I thought it might be useful to visualize just how much the government is involved in the housing market. Let’s look at how much a homebuyer receives via capital gains tax excemption for home sales, mortgage interest deduction, deductability of points paid on mortgage, and first-time buyers tax credit over 5 years, 15 years, and 30 years.
Here are the underlying assumptions I’ll be working from: $400,000 house, $1,600 / mo rent. 3% YOY home value appreciation, rent increases 2% YOY. Buyers are a married couple with good credit in 25% tax bracket. Home maintenance costs average 1% of purchase price per year. Utilities are equal between rented house and purchased house. No HOA dues. 3.5% down, 1 point paid on FHA 30-year fixed financing for an APR of 5.489%.
Scenario 1: Buy a house, stay in it for the duration of the mortgage, paying it off in 30 years.
Scenario 2: Buy a house, in 5 years, sell house and move to roughly equivalent house, putting down whatever extra money remains from the sale. Repeat every 5 years for 30 years.
Scenario 3: (baseline comparison) Rent for 30 years.
Here’s what the outlays and kickbacks look like for each scenario after 5 years (that’s one sale by the 5-year buyer):
Both the 30-year buyer (scenario 1) and the 5-year serial buyer (scenario 2) received the $8,000 tax credit and saved $17,997 in income taxes. The 5-year serial buyer saved an additional $4,081 in capital gains tax exemption.
Here’s what it looks like after 15 years (3 sales by the 5-year buyer):
Since the 5-year serial buyer reset their mortgage interest amortization at 30 years three times, they have now saved $57,015 in income taxes vs. the 30-year buyer’s $23,799 savings. The 5-year serial buyer has also saved $12,878 with capital gains tax exemptions on three sales.
It gets even more lopsided after 30 years:
The 5-year serial buyer has saved over three times as much as the 30-year buyer. Granted, they paid an extra $171k in real estate fees and excise taxes to save $110k, but the government-sponsored “savings” provided an immediate gratification.
These numbers are obviously just rough estimates, and don’t take every single variable into account.

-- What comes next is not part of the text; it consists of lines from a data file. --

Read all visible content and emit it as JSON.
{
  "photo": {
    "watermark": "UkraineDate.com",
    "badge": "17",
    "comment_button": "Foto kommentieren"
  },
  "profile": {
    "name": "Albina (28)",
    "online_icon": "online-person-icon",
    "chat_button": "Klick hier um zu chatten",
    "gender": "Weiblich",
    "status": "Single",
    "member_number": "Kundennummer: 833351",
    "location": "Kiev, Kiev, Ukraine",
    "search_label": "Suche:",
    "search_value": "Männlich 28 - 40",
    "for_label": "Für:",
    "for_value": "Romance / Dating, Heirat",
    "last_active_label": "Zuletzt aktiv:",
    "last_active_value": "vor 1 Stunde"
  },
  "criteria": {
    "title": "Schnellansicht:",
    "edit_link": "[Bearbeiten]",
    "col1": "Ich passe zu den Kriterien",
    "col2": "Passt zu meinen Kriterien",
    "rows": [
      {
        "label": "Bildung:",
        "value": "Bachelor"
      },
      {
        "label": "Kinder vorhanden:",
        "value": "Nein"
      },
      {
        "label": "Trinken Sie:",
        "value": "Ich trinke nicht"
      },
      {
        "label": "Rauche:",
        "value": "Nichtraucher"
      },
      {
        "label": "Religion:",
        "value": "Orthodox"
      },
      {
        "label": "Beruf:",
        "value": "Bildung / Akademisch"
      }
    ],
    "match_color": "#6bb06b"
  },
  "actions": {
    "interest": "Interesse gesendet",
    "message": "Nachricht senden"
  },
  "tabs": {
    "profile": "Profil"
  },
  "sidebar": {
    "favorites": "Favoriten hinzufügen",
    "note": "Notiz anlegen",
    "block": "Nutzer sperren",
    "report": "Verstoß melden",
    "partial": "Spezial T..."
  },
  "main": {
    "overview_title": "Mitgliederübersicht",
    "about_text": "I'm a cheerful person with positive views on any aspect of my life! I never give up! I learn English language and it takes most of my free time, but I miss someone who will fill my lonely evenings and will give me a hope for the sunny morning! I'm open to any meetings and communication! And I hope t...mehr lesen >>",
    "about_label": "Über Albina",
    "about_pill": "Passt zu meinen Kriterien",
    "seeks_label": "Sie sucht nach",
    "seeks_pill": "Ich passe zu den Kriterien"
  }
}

The purpose is just to point out the approximate magnitude of the current government interventions on the financial bottom line for individuals in the housing market.
With the 30-year buyer in the above scenario receiving roughly $1,700 a year in tax incentives and the 5-year buyer getting $5,300 a year, there is obviously a strong government incentive to not only buy a house, but to become a serial purchaser, swapping houses every few years to maximize the realized “benefits” offered by good old Uncle Sam.
In my opinion, it’s no wonder the housing market has gotten so screwed up when the move most encouraged by the existing government incentive structure is to buy the most expensive house, finance as much as possible, and move to a new, more expensive house as often as possible, basically remaining in a state of permanent home indebtedness.
Thanks to Rhonda Porter for assistance in calculating the costs and rates for FHA financing used in this post.